▶ **Aim of the task**: Each entry below should be restated word for word, without any picture it contains.

Items from an interface collection
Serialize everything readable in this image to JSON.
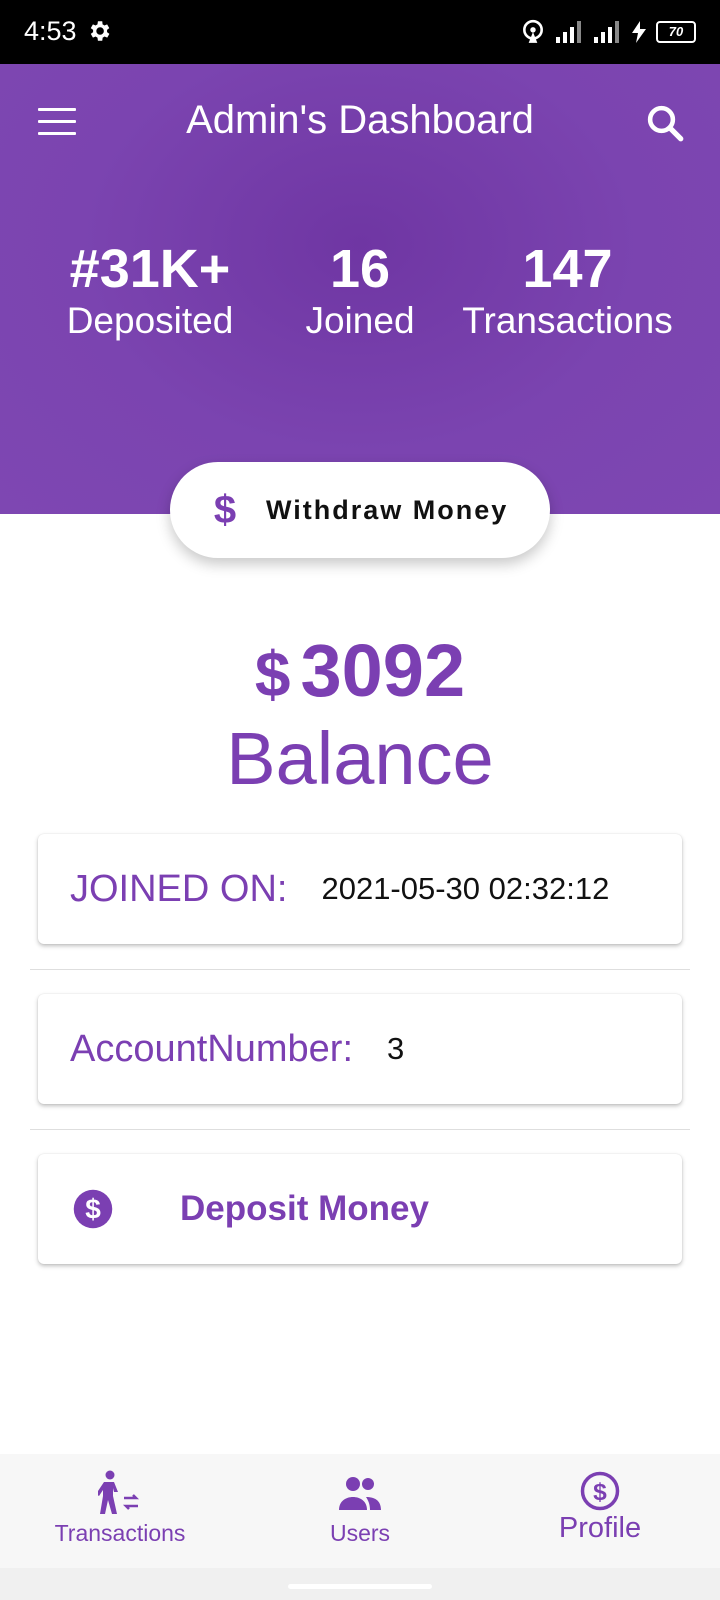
{
  "status_bar": {
    "time": "4:53",
    "battery": "70"
  },
  "header": {
    "title": "Admin's Dashboard"
  },
  "stats": [
    {
      "value": "#31K+",
      "label": "Deposited"
    },
    {
      "value": "16",
      "label": "Joined"
    },
    {
      "value": "147",
      "label": "Transactions"
    }
  ],
  "withdraw": {
    "icon_glyph": "$",
    "label": "Withdraw Money"
  },
  "balance": {
    "currency": "$",
    "amount": "3092",
    "label": "Balance"
  },
  "cards": {
    "joined": {
      "label": "JOINED ON:",
      "value": "2021-05-30 02:32:12"
    },
    "account": {
      "label": "AccountNumber:",
      "value": "3"
    },
    "deposit": {
      "label": "Deposit Money"
    }
  },
  "bottom_nav": [
    {
      "label": "Transactions",
      "icon": "transactions-icon"
    },
    {
      "label": "Users",
      "icon": "users-icon"
    },
    {
      "label": "Profile",
      "icon": "profile-dollar-icon"
    }
  ],
  "colors": {
    "primary": "#7b3fb2",
    "header_bg": "#7b44b0",
    "white": "#ffffff"
  }
}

▶ **Your response**:
Serialize everything readable in this image to JSON.
{
  "status_bar": {
    "time": "4:53",
    "battery": "70"
  },
  "header": {
    "title": "Admin's Dashboard"
  },
  "stats": [
    {
      "value": "#31K+",
      "label": "Deposited"
    },
    {
      "value": "16",
      "label": "Joined"
    },
    {
      "value": "147",
      "label": "Transactions"
    }
  ],
  "withdraw": {
    "icon_glyph": "$",
    "label": "Withdraw Money"
  },
  "balance": {
    "currency": "$",
    "amount": "3092",
    "label": "Balance"
  },
  "cards": {
    "joined": {
      "label": "JOINED ON:",
      "value": "2021-05-30 02:32:12"
    },
    "account": {
      "label": "AccountNumber:",
      "value": "3"
    },
    "deposit": {
      "label": "Deposit Money"
    }
  },
  "bottom_nav": [
    {
      "label": "Transactions",
      "icon": "transactions-icon"
    },
    {
      "label": "Users",
      "icon": "users-icon"
    },
    {
      "label": "Profile",
      "icon": "profile-dollar-icon"
    }
  ],
  "colors": {
    "primary": "#7b3fb2",
    "header_bg": "#7b44b0",
    "white": "#ffffff"
  }
}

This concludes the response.